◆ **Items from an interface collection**
···
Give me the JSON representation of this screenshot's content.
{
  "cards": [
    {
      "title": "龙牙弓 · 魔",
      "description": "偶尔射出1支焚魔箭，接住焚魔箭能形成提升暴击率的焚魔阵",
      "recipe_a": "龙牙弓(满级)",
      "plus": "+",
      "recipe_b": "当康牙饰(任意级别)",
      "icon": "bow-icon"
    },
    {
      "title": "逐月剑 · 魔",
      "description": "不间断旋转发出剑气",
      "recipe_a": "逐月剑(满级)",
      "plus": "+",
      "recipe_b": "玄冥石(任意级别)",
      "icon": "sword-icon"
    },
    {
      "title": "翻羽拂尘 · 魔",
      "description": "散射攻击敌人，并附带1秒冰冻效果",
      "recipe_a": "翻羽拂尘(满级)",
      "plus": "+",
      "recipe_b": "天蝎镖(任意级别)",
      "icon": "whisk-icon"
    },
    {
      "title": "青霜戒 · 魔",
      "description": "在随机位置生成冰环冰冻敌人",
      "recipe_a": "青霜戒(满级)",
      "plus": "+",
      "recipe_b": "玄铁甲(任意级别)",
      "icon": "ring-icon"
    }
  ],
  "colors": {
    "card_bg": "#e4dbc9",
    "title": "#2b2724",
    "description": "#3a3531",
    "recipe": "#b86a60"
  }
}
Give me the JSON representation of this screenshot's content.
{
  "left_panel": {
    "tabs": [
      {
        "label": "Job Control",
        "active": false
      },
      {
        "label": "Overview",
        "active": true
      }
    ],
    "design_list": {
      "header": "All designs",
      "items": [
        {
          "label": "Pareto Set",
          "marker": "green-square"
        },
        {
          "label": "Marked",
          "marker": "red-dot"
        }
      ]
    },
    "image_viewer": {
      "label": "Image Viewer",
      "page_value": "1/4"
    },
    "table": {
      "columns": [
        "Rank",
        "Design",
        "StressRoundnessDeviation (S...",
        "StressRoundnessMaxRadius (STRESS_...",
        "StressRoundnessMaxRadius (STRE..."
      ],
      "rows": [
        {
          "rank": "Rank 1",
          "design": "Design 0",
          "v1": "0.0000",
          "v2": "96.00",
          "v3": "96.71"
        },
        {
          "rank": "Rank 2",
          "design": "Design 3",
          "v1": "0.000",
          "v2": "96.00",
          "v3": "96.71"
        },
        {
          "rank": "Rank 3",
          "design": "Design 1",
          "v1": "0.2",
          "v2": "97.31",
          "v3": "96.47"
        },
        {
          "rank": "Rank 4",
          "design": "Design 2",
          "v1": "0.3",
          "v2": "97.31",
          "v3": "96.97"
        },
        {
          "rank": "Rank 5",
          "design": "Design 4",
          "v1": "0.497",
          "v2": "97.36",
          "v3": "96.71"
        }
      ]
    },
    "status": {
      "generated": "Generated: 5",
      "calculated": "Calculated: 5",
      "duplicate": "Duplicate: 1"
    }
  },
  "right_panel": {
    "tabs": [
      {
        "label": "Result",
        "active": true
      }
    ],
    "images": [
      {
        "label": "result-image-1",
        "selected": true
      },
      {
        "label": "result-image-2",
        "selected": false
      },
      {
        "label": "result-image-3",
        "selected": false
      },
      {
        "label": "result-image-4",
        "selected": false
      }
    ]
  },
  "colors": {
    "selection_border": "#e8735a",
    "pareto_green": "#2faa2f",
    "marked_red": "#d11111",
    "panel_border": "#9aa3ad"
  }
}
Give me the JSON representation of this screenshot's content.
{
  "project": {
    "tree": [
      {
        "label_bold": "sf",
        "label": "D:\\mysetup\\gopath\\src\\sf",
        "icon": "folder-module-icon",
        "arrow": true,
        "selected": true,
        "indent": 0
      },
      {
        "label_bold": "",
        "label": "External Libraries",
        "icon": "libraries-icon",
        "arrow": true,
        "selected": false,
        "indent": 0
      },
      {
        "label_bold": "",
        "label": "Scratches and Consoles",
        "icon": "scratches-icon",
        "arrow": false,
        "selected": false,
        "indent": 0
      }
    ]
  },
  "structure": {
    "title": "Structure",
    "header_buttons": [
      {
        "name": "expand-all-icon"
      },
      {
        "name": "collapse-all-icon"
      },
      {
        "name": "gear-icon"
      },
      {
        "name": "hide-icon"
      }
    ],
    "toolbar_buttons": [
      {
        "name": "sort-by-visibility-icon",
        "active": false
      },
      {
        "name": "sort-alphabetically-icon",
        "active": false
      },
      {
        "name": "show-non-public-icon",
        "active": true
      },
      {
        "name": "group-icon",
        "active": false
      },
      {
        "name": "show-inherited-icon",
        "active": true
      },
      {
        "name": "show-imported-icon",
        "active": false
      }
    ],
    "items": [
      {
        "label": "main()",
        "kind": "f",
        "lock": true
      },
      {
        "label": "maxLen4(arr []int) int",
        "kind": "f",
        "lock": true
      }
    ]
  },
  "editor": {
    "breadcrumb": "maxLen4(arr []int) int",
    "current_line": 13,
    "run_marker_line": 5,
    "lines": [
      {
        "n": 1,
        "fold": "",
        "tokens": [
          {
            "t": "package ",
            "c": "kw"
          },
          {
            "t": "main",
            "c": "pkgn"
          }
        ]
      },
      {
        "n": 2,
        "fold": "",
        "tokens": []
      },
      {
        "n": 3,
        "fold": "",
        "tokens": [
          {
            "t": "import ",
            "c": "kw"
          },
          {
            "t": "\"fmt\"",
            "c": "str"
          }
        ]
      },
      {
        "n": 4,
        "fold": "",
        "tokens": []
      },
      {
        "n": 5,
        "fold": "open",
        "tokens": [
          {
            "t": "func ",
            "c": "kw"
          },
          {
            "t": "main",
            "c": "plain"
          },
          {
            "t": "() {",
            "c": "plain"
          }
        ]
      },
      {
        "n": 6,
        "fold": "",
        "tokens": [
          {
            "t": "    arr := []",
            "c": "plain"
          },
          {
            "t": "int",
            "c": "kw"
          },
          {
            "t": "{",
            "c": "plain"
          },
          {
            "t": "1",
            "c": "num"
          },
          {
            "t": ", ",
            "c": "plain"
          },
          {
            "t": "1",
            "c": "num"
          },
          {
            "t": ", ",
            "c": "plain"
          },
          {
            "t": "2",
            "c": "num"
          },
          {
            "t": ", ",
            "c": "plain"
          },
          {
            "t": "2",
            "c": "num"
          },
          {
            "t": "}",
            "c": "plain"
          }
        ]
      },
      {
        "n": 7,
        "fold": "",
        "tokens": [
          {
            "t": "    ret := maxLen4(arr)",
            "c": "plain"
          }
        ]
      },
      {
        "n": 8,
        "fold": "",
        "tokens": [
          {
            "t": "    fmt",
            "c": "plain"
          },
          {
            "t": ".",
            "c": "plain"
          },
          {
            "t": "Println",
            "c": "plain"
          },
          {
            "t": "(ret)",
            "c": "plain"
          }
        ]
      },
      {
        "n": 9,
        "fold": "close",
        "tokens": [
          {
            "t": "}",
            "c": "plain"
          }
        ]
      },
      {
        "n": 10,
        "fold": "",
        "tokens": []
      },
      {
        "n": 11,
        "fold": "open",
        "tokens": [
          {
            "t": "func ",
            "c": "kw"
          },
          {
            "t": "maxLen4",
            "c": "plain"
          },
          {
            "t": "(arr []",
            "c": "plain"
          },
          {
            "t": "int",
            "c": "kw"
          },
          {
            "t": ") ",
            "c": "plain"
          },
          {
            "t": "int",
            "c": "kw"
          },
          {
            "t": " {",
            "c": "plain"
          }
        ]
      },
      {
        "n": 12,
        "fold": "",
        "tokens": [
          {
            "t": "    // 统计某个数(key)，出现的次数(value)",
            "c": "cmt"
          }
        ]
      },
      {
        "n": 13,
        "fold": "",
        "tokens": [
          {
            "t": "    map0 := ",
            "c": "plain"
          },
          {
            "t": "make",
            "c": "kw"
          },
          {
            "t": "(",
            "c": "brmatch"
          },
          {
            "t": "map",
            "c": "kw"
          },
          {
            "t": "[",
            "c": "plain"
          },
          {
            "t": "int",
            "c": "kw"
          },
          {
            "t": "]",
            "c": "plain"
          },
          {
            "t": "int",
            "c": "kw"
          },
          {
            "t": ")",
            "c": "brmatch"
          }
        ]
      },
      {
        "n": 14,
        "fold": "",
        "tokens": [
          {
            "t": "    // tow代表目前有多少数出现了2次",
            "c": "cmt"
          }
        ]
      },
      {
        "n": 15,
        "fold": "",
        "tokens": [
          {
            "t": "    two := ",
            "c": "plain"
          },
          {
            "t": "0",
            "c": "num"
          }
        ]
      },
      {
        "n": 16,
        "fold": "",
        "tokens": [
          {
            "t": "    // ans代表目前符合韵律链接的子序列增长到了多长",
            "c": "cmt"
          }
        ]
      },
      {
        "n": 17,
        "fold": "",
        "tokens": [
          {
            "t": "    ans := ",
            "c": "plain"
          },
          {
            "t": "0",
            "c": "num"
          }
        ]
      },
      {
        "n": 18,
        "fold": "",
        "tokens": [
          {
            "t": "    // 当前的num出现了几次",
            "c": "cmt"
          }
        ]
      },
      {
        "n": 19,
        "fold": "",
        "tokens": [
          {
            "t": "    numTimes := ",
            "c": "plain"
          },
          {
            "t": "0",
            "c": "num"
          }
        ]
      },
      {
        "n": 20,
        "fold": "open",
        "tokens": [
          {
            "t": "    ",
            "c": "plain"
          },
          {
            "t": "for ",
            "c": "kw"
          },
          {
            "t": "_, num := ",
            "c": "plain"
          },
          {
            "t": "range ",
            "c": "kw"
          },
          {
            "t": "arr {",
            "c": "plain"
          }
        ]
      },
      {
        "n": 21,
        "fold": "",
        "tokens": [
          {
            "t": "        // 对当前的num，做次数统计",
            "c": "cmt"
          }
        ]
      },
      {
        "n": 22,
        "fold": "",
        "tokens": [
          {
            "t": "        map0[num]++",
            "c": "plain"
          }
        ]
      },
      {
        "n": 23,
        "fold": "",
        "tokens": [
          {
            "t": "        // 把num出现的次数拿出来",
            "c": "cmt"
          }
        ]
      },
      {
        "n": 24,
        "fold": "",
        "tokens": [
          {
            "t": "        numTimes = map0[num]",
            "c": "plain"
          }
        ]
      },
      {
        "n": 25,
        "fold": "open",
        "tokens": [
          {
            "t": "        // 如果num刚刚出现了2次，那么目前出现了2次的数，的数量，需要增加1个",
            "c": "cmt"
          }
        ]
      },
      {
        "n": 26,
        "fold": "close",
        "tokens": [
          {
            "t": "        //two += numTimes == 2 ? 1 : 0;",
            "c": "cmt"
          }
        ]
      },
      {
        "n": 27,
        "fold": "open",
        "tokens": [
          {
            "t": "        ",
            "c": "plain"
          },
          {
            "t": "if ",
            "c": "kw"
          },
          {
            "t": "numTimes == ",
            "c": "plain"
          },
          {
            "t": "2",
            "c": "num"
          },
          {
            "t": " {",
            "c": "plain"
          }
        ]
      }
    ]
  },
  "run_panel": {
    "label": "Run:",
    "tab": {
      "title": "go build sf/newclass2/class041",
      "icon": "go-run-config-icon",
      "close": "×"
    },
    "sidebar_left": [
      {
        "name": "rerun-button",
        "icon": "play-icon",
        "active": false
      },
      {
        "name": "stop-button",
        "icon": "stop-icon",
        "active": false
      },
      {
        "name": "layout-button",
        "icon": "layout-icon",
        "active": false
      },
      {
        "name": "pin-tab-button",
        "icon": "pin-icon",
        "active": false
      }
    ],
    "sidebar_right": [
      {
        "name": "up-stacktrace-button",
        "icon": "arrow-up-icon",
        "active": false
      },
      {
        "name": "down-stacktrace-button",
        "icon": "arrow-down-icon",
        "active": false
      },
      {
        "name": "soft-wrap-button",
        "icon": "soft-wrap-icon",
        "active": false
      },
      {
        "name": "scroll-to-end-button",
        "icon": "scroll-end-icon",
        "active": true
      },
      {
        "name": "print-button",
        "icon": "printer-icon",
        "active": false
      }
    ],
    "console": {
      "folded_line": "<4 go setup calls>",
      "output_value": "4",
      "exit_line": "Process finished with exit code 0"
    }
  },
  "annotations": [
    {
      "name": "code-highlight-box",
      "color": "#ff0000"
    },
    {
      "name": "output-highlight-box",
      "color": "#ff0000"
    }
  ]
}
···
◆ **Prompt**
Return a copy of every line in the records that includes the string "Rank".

◆ **Expected answer**
        "Rank",
          "rank": "Rank 1",
          "rank": "Rank 2",
          "rank": "Rank 3",
          "rank": "Rank 4",
          "rank": "Rank 5",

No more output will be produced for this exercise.